Hewson Farms, in Mid Canterbury, grows on average around 350ha of potatoes a year as part of its operation.

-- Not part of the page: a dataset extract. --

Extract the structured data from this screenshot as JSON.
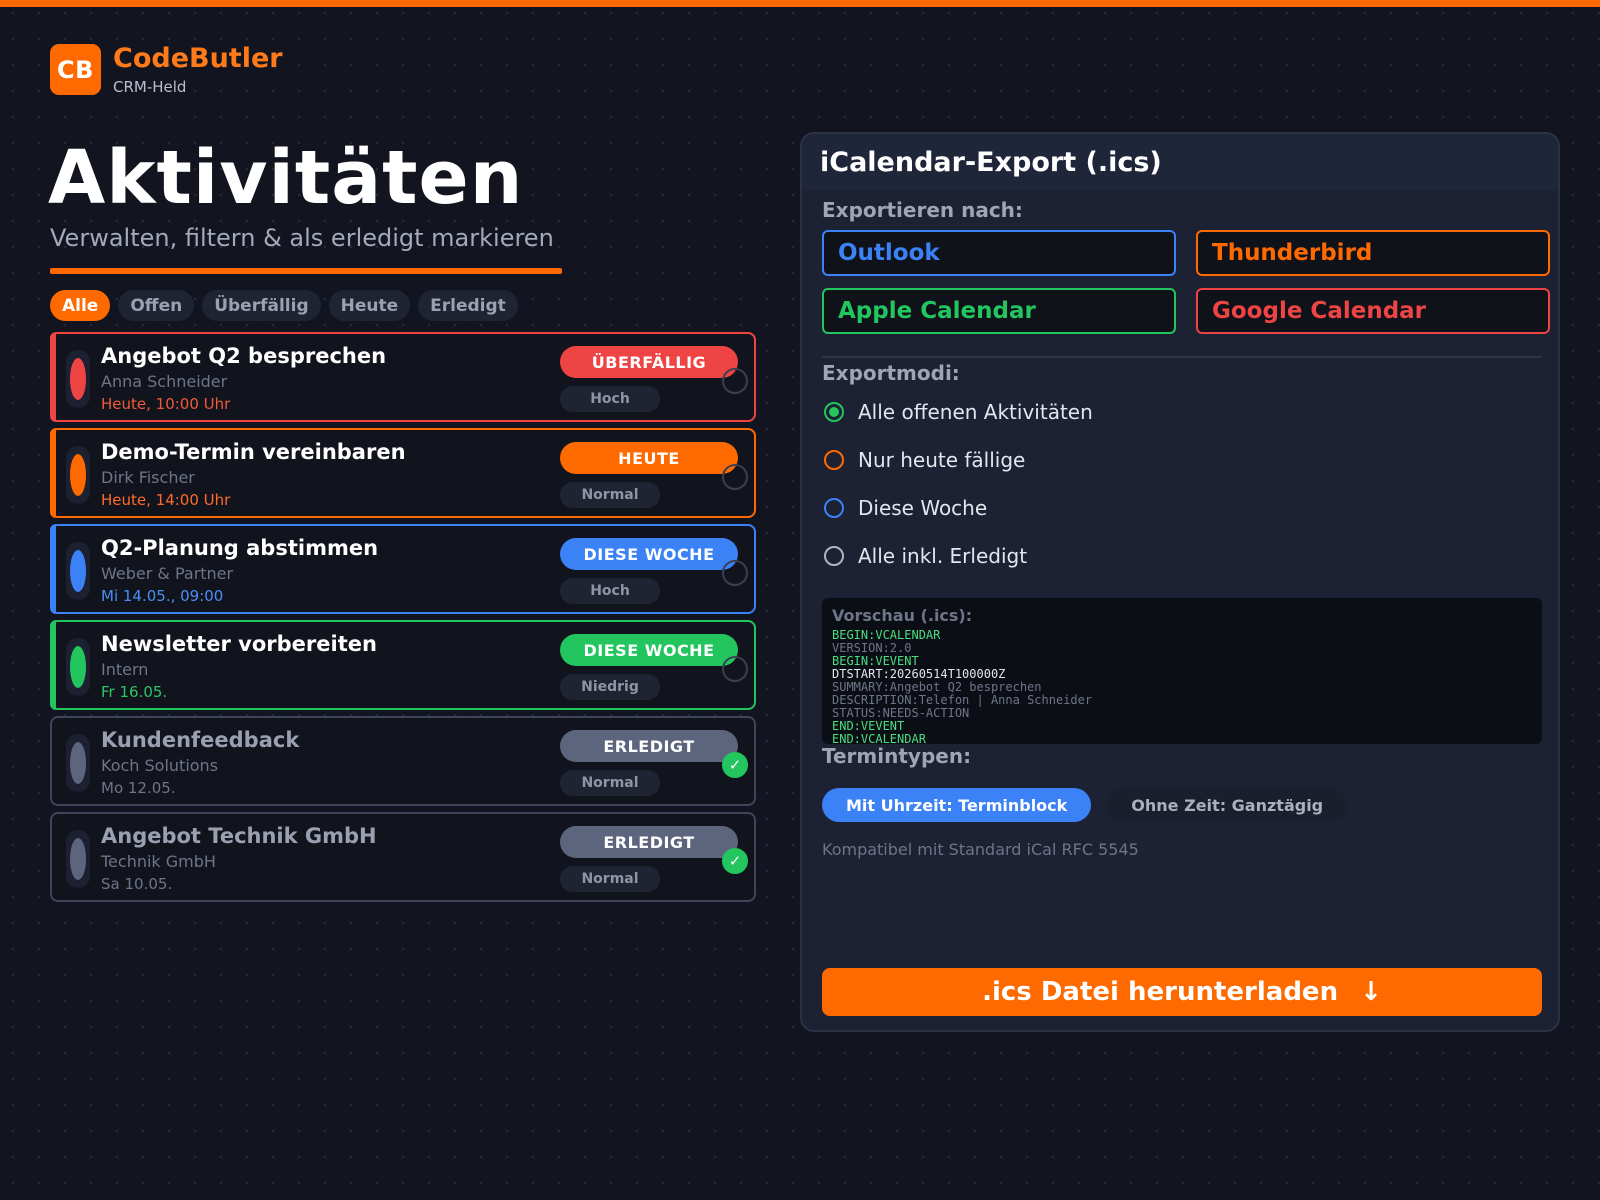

It grows a large tonnage for McCain Foods, but it also grows onions, wheat, ryegrass, clover, hybrid vegetable seed, seed carrots, beetroot, hybrid rape kale and linseed.
Director Ross Hewson said the influx of European fries into New Zealand, as shown in New Zealand trade figures, resulted in more than 40 containers of product flooding into the domestic market.
There was an even larger influx into Australia, he said.
McCain Foods responded to the glut in product by limiting volume being produced to supply to the market this year.
As a result, Hewson said the company had reduced the number of permanent employees it has in response to tightening market conditions, increasing costs of labour, inputs and compliance.
Evidence given by industry members, such as Hewson, in the Potatoes New Zealand (PNZ) Pandemic Industry Recovery Plan application, completed in September, has prompted the Ministry for Business Innovation and Employment's (MBIE) trade remedies team to launch an investigation into the threat posed by surplus frozen fries being imported into the country.
Hewson said with New Zealand jobs and livelihoods at stake there was a "very clear case for MBIE to investigate".
"New Zealand jobs and livelihoods are at stake if New Zealand allows importers to view New Zealand as a predatory dumping ground."
He praised the backing of quick service restaurants such as McDonalds, which had spoken out and voiced their support to only use locally produced product in New Zealand and Australia.
"It sets a benchmark we hope all New Zealand food retailers such as Progressive and Foodstuffs will be supporting," he said.
The industry application, completed in September, was in response to the initial threat increased dumped imports of surplus European frozen fries posed to the New Zealand potato processing sector, combined with supply chain disruption effects caused by Covid-19.
At the time the surplus in Europe was 1.5million tonnes, but latest figures were estimated at 2.6million tonnes and growing due to the impacts of further lockdowns in parts of Europe.
The situation was not unique to New Zealand's potato industry, with those in the United States, Australia and South Africa also calling for duties or actions to limit or enforce anti-dumping measures.